But independent experts say it's hard to predict exactly when the technology will go mainstream. Cohen doesn't expect the technology will be economically viable for many businesses in the very near future. It could take a generation. Jerome Glenn, CEO of the futurist Millennium Project, compares Go technology to Internet protocols, which emerged in the 1960s, but weren't common until the 1990s.
Zippin sees small stores and specialty retailers embracing the tech first because they require less retrofitting and their smaller inventories are easier for the technology to manage. Plus, outfitting a full-size supermarket or big-box retailer would cost hundreds of thousands of dollars.
Ultimately, these installation costs should be offset by lower long-term labor costs, but Zippin isn't rushing to launch in big stores.
Beyond saving money on labor, Motukuri says, retailers could boost profits. A highly automated system could make ordering and restocking a breeze because cameras will track inventory in real-time. Eliminating cash registers will provide more space for inventory, he said, or allow retailers to rent smaller spaces. And all that customer data will allow retailers to target them with offers, discounts, and other enticements.
"We are on the verge of one of the biggest transformations in retail since the early days of e-commerce, and retailers know they need to get on board or miss the wave," Motukuri said.
Customers will also have to get used to stores knowing more about them, and decide if they're comfortable with trading privacy for convenience.
"Privacy questions overhang all of these new wave technologies," Cohen said. "My guess is people won't care unless they get hacked."

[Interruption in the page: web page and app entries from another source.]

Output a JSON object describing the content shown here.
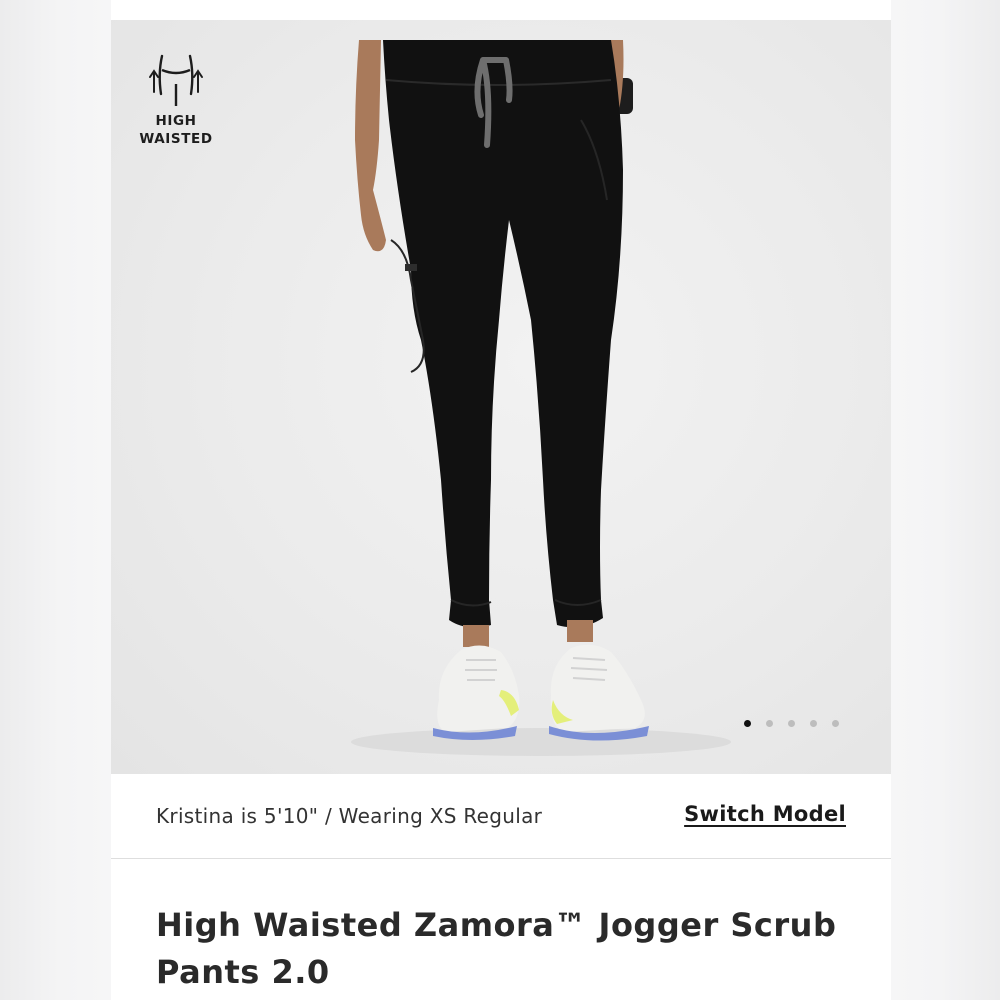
{
  "badge": {
    "icon": "high-waist-icon",
    "line1": "HIGH",
    "line2": "WAISTED"
  },
  "carousel": {
    "total": 5,
    "active_index": 0
  },
  "model": {
    "info": "Kristina is 5'10\" / Wearing XS Regular",
    "switch_label": "Switch Model"
  },
  "product": {
    "title": "High Waisted Zamora™ Jogger Scrub Pants 2.0"
  },
  "colors": {
    "pants": "#111111",
    "background": "#ebebeb",
    "drawstring": "#6e6e6e",
    "sneaker_sole": "#7b8fd6",
    "sneaker_accent": "#e4ef7a"
  }
}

Glenn expects retailers to collect even more data as they eventually turn to biometrics to identify people as they enter, and to charge their credit cards when they exit. The idea of scanning a phone on a turnstile will seem quaint. You'll simply nod your head as you enter to agree to the terms and conditions and create a store account.
"People want more pleasure with less work. If a store can do that, it'll succeed," he said.
Then every time you enter, you'll hear a custom greeting, and personalized suggestions. He can see retailers partnering with insurance companies, for example, to help you make healthy choices. Was your cholesterol high at your last check-up? The store might recommend sports attire, or healthy food items. Doctor says you really ought to cut down on your drinking? That welcoming voice might mention deals on tea or flavored waters. And if hearing a voice isn't your thing, customers wearing augmented reality contact lenses might see recommendations.
Stores that don't offer the ease of checkout-free shopping and personalized tips customers want may struggle to compete, Glenn said.
Some are already trying to catch up. Amazon's rival Walmart announced a partnership with Microsoft in July. The companies released few details, but a Reuters report earlier this summer said they plan to build a competitor to Amazon Go.
That shouldn't be surprising. Even a retailer as big as Walmart has to face a stark choice: Adapt to the coming future of retail — or risk not surviving it.